Prominent academics, including Salk's Thomas Albright, call for more science in forensic science
Six scientists who recently served on the National Commission on Forensic Science are calling on the scientific community at large to advocate for increased research and financial support of forensic science as well as the introduction of empirical testing requirements to ensure the validity of outcomes.

World Science Forum 2017 Jordan issues Science for Peace Declaration
On behalf of the coordinating organizations responsible for delivering the World Science Forum Jordan, the concluding Science for Peace Declaration issued at the Dead Sea represents a global call for action to science and society to build a future that promises greater equality, security and opportunity for all, and in which science plays an increasingly prominent role as an enabler of fair and sustainable development.

PETA science group promotes animal-free science at society of toxicology conference
The PETA International Science Consortium Ltd. is presenting two posters on animal-free methods for testing inhalation toxicity at the 56th annual Society of Toxicology (SOT) meeting March 12 to 16, 2017, in Baltimore, Maryland.

Citizen Science in the Digital Age: Rhetoric, Science and Public Engagement
James Wynn's timely investigation highlights scientific studies grounded in publicly gathered data and probes the rhetoric these studies employ.

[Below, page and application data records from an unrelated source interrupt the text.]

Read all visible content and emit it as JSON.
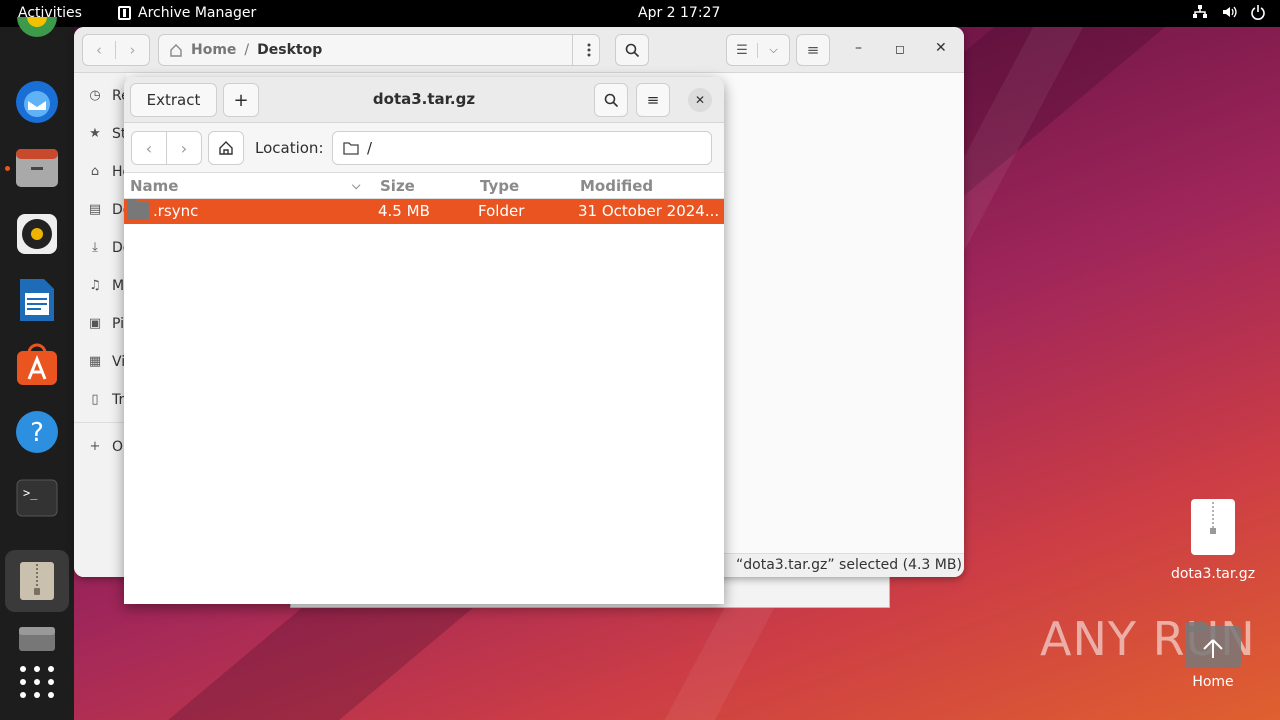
{
  "topbar": {
    "activities": "Activities",
    "app_name": "Archive Manager",
    "clock": "Apr 2  17:27"
  },
  "files_window": {
    "breadcrumb_home": "Home",
    "breadcrumb_sep": "/",
    "breadcrumb_current": "Desktop",
    "sidebar": [
      "Re",
      "St",
      "Ho",
      "Do",
      "Do",
      "Mu",
      "Pi",
      "Vi",
      "Tr",
      "O"
    ],
    "status": "“dota3.tar.gz” selected  (4.3 MB)"
  },
  "archive": {
    "extract_label": "Extract",
    "add_label": "+",
    "title": "dota3.tar.gz",
    "location_label": "Location:",
    "location_value": "/",
    "columns": {
      "name": "Name",
      "size": "Size",
      "type": "Type",
      "modified": "Modified"
    },
    "row": {
      "name": ".rsync",
      "size": "4.5 MB",
      "type": "Folder",
      "modified": "31 October 2024..."
    }
  },
  "desktop": {
    "archive_icon_label": "dota3.tar.gz",
    "home_icon_label": "Home"
  },
  "watermark": "ANY RUN",
  "colors": {
    "accent": "#e95420",
    "topbar": "#000000",
    "dock": "#1d1d1d"
  }
}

Science/Science Careers' survey ranks top biotech, pharma, and biopharma employers
The Science and Science Careers' 2016 annual Top Employers Survey polled employees in the biotechnology, biopharmaceutical, pharmaceutical, and related industries to determine the 20 best employers in these industries as well as their driving characteristics.

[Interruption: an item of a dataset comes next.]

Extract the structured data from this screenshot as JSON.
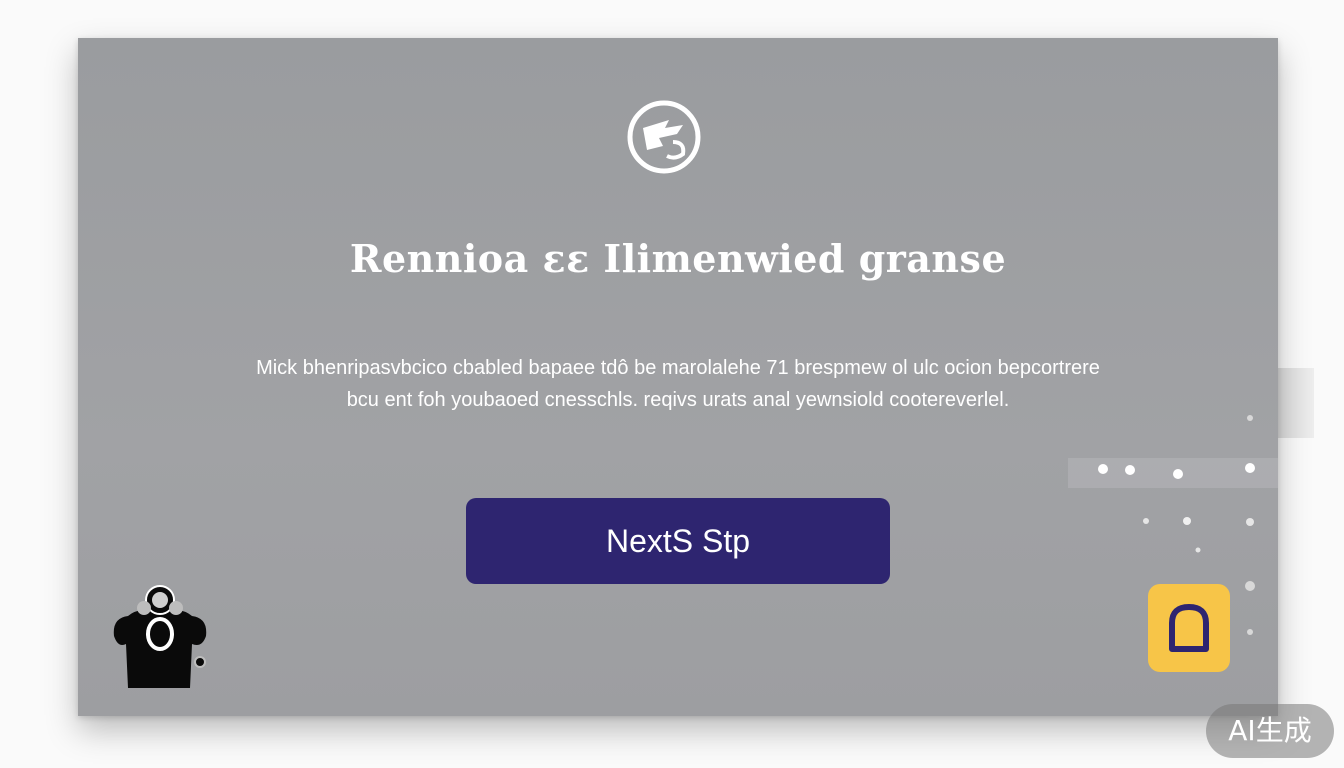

Three natural science professors win TJ Park Science Fellowship
Professor Jung-Min Kee (Department of Chemistry, UNIST), Professor Kyudong Choi (Department of Mathematical Sciences, UNIST), and Professor Kwanpyo Kim (Department of Physics, UNIST) are the recipients of the Cheong-Am (TJ Park) Science Fellowship of the year 2016.

Read More: Science News and Science Current Events
Brightsurf.com is a participant in the Amazon Services LLC Associates Program, an affiliate advertising program designed to provide a means for sites to earn advertising fees by advertising and linking to Amazon.com.